Mac: = digest [some message, secret]

Because mallet doesn't know the secret, he can't compute the right value for the Digest. even if mallet randomly garbles messages, his chance of success is small if the digest data is large. for example, by using MD5 (a good cryptographic Digest algorithm published ted by RSA), Alice and Bob can send 128-bit MAC values with their messages. the odds of mallet's guessing the right mac are approximately 1 in 18,446,744,073,709,551,616-for all practical purposes, never.

To prevent such damages, Party A and Party B can introduce a message authentication code (MAC) in their protocol ). Mac is a piece of data calculated based on the key and transmitted information. The features of the digest algorithm described above can be used to defend against H attacks when Mac is generated:

MAC = digest [some message, secret]

Because H does not know the key, he cannot calculate the correct digest value. Even if H randomly interferes with the information, as long as the data volume is large, there is little chance of success.
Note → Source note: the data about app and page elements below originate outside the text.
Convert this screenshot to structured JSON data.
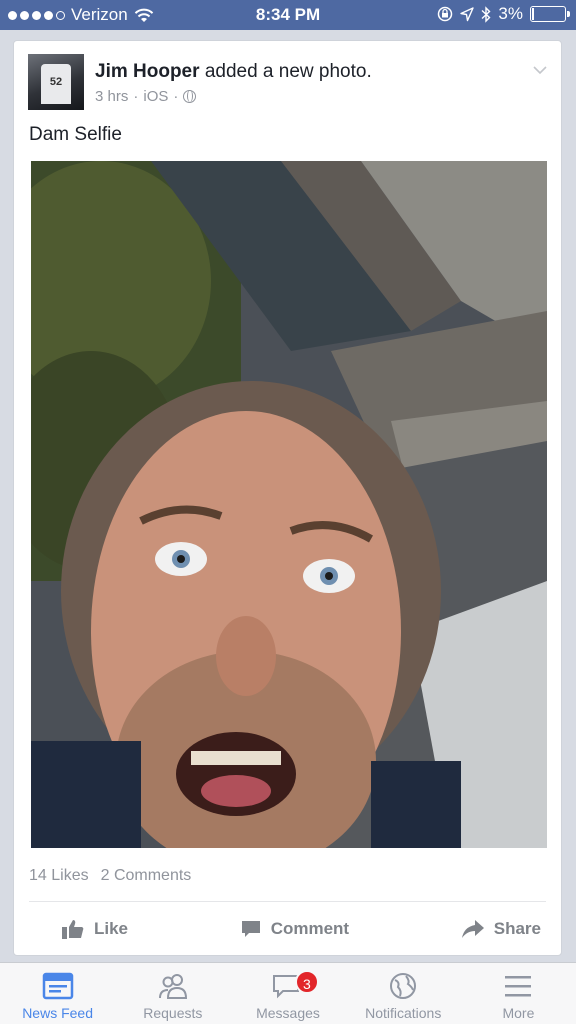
{
  "status_bar": {
    "carrier": "Verizon",
    "time": "8:34 PM",
    "battery": "3%",
    "battery_level": 0.03,
    "signal_bars": 4
  },
  "post": {
    "author": "Jim Hooper",
    "action": "added a new photo.",
    "time_ago": "3 hrs",
    "source": "iOS",
    "caption": "Dam Selfie",
    "likes": "14 Likes",
    "comments": "2 Comments",
    "avatar_jersey_text": "52"
  },
  "actions": {
    "like": "Like",
    "comment": "Comment",
    "share": "Share"
  },
  "tabs": [
    {
      "label": "News Feed",
      "icon": "news-feed-icon",
      "active": true
    },
    {
      "label": "Requests",
      "icon": "friends-icon",
      "active": false
    },
    {
      "label": "Messages",
      "icon": "messages-icon",
      "active": false,
      "badge": "3"
    },
    {
      "label": "Notifications",
      "icon": "globe-icon",
      "active": false
    },
    {
      "label": "More",
      "icon": "menu-icon",
      "active": false
    }
  ],
  "colors": {
    "status_bar": "#4e69a2",
    "active_tab": "#4a86e8",
    "badge": "#e2262a"
  }
}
For example, using MD5 (a good encryption Digest algorithm invented by RSA), A and B can add 128-bit MAC values to their information. H. I guess the chance of a correct Mac is nearly 1/18, 446,744,073,709,551,616, or about zero.

Here is the sample protocol, revised yet again:

A-> B Hello

B-> A Hi, I'm Bob, Bobs-Certificate

A-> B prove it

B-> A Alice, this is Bob {digest [Alice, this is Bob]} bobs-private-Key

A-> B OK Bob, here is a secret {secret} bobs-Public-Key

B-> A {some message, Mac} secret-key

Mallet is in trouble now. he can garble messages all he wants, but the Mac computations will reveal him for the fraud he is. alice or Bob can discover the bogus MAC value and stop talking. mallet can no longer put words in Bob's mouth.

The modified protocol is as follows:

A --> B: Hello

B --> A: Hi, I'm a certificate from B and B.

A --> B: Please prove

B --> A: A. I am B {abstract [A, I am B]} B's private key

A --> B: Hello, B. This is the public key of key {secret} B.

B --> A: {some message, Mac} secret-key

Now H has no technical support. He can interfere with any information, but Mac computing can find his tricks. A and B can detect FAKE MAC values and stop talking. H can no longer communicate with Party B.

When was that said?

Last but not least to protect against is mallet the parrot. if mallet is recording conversations, he may not understand them but he can replay them. in fact, mallet can do some really nasty things sitting between Alice and Bob. the solution is to introduce random elements from both sides of the conversation.

It is not enough to prevent the heap attack. If H records the communication between Party A and Party B, although he cannot understand the meaning of the communication, he can reproduce the communication ). In fact, H, which is hidden in the middle of Party A and Party B, can perform some powerful attacks. The solution is to introduce random factors in the communication between the two parties.

This article from the csdn blog, reproduced please indicate the source: http://blog.csdn.net/lovingprince/archive/2007/11/09/1876084.aspx